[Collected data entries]
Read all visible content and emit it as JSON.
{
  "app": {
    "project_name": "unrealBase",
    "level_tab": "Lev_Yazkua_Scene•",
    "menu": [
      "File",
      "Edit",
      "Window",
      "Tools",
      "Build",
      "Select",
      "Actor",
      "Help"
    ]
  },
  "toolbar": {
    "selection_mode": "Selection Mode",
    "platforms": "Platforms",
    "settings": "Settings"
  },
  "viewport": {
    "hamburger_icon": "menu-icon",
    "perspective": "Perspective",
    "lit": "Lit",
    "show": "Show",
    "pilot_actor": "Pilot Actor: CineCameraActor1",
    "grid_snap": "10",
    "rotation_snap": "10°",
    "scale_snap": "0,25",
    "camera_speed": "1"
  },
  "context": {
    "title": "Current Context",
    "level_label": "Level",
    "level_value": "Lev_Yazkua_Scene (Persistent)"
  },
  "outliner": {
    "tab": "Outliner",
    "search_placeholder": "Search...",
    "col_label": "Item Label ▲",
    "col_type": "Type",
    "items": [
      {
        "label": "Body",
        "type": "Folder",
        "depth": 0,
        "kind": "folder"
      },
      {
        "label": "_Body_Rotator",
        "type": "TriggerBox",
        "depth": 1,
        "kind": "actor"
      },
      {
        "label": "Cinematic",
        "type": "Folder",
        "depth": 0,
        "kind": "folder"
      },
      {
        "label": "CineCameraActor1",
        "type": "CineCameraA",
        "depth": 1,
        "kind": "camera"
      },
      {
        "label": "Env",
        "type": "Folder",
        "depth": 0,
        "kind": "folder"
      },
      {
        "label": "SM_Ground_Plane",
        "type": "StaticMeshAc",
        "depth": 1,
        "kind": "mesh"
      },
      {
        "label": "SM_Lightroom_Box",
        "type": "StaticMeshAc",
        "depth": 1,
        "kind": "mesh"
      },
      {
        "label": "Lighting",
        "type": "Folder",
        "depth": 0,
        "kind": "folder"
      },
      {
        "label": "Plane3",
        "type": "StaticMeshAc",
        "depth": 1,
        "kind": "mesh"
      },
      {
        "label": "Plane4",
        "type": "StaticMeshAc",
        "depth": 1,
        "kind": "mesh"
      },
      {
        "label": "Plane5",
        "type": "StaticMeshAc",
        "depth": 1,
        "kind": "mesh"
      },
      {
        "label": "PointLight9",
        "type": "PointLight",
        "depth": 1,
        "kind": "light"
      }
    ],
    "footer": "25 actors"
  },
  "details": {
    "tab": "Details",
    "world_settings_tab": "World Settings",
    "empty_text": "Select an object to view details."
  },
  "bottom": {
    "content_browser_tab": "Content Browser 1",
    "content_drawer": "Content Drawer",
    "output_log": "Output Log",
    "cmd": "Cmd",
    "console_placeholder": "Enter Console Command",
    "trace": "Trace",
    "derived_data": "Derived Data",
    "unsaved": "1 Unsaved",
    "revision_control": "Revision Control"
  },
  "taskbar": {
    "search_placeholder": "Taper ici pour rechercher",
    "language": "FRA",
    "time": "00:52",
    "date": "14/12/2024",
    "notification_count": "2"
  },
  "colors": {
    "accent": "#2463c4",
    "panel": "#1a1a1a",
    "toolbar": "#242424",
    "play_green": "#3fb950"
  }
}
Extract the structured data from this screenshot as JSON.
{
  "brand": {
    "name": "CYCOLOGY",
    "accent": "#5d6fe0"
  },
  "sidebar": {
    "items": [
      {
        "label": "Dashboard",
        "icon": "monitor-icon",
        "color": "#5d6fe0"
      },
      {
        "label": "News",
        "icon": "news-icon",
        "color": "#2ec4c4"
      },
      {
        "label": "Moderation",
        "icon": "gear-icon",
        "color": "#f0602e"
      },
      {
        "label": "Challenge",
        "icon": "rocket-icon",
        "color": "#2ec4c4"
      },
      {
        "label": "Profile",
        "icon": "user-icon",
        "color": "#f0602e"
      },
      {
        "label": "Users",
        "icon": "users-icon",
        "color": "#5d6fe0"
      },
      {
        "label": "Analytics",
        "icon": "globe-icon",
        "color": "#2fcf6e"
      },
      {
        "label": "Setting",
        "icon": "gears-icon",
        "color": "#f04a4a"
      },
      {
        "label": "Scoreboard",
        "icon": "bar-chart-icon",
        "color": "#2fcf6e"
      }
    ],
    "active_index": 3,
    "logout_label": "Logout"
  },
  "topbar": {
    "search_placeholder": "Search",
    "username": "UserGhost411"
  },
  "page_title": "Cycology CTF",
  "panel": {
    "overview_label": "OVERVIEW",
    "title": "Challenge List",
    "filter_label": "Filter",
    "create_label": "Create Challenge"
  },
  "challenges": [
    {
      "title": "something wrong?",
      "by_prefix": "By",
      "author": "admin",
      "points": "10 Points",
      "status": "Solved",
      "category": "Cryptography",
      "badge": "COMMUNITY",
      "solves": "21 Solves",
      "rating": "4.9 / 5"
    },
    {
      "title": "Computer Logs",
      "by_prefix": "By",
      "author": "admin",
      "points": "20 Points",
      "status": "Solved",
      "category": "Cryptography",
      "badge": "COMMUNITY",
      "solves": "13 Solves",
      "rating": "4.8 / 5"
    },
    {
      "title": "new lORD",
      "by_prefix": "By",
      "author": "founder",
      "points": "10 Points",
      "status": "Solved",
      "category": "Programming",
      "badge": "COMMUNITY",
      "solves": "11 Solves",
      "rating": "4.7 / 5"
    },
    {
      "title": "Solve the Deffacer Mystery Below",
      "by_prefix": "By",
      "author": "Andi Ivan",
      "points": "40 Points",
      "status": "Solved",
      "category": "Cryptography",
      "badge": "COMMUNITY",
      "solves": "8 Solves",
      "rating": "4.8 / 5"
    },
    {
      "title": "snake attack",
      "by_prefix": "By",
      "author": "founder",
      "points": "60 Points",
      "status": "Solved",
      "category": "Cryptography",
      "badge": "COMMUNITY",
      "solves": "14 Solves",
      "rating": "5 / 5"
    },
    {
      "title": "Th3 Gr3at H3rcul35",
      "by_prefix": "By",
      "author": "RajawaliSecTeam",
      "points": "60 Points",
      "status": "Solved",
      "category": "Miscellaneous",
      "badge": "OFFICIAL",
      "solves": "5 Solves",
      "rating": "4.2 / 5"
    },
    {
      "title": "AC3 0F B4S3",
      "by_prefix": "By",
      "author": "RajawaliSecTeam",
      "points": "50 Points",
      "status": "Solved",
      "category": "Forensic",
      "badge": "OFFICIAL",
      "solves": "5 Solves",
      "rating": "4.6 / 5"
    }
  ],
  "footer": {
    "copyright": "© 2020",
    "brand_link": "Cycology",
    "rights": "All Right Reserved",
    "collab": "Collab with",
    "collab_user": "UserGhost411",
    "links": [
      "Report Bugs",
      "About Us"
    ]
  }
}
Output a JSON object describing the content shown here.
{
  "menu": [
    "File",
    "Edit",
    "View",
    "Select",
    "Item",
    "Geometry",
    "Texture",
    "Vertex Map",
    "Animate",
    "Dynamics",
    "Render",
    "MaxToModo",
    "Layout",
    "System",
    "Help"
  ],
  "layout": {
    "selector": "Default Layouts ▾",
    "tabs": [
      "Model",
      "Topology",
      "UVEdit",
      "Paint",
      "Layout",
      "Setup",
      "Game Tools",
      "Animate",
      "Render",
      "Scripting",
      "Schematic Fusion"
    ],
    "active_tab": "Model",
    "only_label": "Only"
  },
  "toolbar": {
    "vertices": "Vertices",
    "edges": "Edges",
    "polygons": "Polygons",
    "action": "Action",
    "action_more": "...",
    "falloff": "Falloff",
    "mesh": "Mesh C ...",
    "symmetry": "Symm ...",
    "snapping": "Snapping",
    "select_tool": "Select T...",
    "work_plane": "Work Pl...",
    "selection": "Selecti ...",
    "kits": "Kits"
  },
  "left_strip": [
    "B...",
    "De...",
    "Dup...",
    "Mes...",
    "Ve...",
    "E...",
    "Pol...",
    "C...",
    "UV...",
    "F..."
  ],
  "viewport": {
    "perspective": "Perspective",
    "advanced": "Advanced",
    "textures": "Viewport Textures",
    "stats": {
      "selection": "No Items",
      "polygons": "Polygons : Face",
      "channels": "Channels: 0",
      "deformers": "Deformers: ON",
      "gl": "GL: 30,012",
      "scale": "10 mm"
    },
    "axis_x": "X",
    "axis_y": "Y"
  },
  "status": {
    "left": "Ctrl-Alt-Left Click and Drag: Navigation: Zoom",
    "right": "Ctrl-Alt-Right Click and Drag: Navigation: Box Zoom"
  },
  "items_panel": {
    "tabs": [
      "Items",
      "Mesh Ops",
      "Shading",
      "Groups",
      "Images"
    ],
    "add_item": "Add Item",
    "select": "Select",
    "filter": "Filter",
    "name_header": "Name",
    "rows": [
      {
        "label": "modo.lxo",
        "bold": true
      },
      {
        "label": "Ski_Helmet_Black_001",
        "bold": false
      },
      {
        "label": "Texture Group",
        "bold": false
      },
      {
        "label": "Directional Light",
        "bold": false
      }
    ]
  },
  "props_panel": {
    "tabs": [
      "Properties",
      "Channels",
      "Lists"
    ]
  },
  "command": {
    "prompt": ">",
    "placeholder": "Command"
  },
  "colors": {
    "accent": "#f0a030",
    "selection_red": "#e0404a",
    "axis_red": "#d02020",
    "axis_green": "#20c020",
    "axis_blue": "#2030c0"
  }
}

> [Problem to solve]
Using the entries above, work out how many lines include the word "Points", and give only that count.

> [Response to the exercise]
7